== Excerpted records ==

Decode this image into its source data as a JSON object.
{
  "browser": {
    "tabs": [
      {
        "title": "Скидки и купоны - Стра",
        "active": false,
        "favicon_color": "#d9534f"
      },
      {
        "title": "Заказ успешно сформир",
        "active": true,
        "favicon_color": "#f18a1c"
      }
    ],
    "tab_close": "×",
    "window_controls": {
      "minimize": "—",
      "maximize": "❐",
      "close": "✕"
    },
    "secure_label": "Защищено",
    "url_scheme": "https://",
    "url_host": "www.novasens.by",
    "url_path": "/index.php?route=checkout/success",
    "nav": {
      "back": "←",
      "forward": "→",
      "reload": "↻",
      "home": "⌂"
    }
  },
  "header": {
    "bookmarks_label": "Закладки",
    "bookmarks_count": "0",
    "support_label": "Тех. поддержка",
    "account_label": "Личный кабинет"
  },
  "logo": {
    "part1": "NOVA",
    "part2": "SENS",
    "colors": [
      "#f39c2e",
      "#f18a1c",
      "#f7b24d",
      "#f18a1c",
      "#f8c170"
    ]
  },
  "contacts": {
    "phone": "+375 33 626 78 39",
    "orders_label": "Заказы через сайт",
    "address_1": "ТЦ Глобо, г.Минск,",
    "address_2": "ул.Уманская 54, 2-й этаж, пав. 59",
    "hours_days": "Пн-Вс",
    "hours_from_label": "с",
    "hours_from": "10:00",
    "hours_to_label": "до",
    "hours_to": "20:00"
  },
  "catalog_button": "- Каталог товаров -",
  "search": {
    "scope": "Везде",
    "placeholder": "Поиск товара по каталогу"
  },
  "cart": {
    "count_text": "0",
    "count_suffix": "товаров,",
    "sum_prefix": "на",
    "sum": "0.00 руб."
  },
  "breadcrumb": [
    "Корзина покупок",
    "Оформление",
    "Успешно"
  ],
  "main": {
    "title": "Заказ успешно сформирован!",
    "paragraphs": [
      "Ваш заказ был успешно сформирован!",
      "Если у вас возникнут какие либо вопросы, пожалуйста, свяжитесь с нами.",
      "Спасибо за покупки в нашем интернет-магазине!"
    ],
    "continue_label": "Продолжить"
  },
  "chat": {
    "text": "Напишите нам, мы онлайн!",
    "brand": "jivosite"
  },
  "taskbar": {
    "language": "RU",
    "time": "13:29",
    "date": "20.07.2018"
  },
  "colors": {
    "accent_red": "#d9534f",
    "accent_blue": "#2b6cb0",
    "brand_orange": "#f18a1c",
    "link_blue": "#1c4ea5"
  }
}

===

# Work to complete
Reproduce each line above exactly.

# Reply
Decode this image into its source data as a JSON object.
{
  "browser": {
    "tabs": [
      {
        "title": "Скидки и купоны - Стра",
        "active": false,
        "favicon_color": "#d9534f"
      },
      {
        "title": "Заказ успешно сформир",
        "active": true,
        "favicon_color": "#f18a1c"
      }
    ],
    "tab_close": "×",
    "window_controls": {
      "minimize": "—",
      "maximize": "❐",
      "close": "✕"
    },
    "secure_label": "Защищено",
    "url_scheme": "https://",
    "url_host": "www.novasens.by",
    "url_path": "/index.php?route=checkout/success",
    "nav": {
      "back": "←",
      "forward": "→",
      "reload": "↻",
      "home": "⌂"
    }
  },
  "header": {
    "bookmarks_label": "Закладки",
    "bookmarks_count": "0",
    "support_label": "Тех. поддержка",
    "account_label": "Личный кабинет"
  },
  "logo": {
    "part1": "NOVA",
    "part2": "SENS",
    "colors": [
      "#f39c2e",
      "#f18a1c",
      "#f7b24d",
      "#f18a1c",
      "#f8c170"
    ]
  },
  "contacts": {
    "phone": "+375 33 626 78 39",
    "orders_label": "Заказы через сайт",
    "address_1": "ТЦ Глобо, г.Минск,",
    "address_2": "ул.Уманская 54, 2-й этаж, пав. 59",
    "hours_days": "Пн-Вс",
    "hours_from_label": "с",
    "hours_from": "10:00",
    "hours_to_label": "до",
    "hours_to": "20:00"
  },
  "catalog_button": "- Каталог товаров -",
  "search": {
    "scope": "Везде",
    "placeholder": "Поиск товара по каталогу"
  },
  "cart": {
    "count_text": "0",
    "count_suffix": "товаров,",
    "sum_prefix": "на",
    "sum": "0.00 руб."
  },
  "breadcrumb": [
    "Корзина покупок",
    "Оформление",
    "Успешно"
  ],
  "main": {
    "title": "Заказ успешно сформирован!",
    "paragraphs": [
      "Ваш заказ был успешно сформирован!",
      "Если у вас возникнут какие либо вопросы, пожалуйста, свяжитесь с нами.",
      "Спасибо за покупки в нашем интернет-магазине!"
    ],
    "continue_label": "Продолжить"
  },
  "chat": {
    "text": "Напишите нам, мы онлайн!",
    "brand": "jivosite"
  },
  "taskbar": {
    "language": "RU",
    "time": "13:29",
    "date": "20.07.2018"
  },
  "colors": {
    "accent_red": "#d9534f",
    "accent_blue": "#2b6cb0",
    "brand_orange": "#f18a1c",
    "link_blue": "#1c4ea5"
  }
}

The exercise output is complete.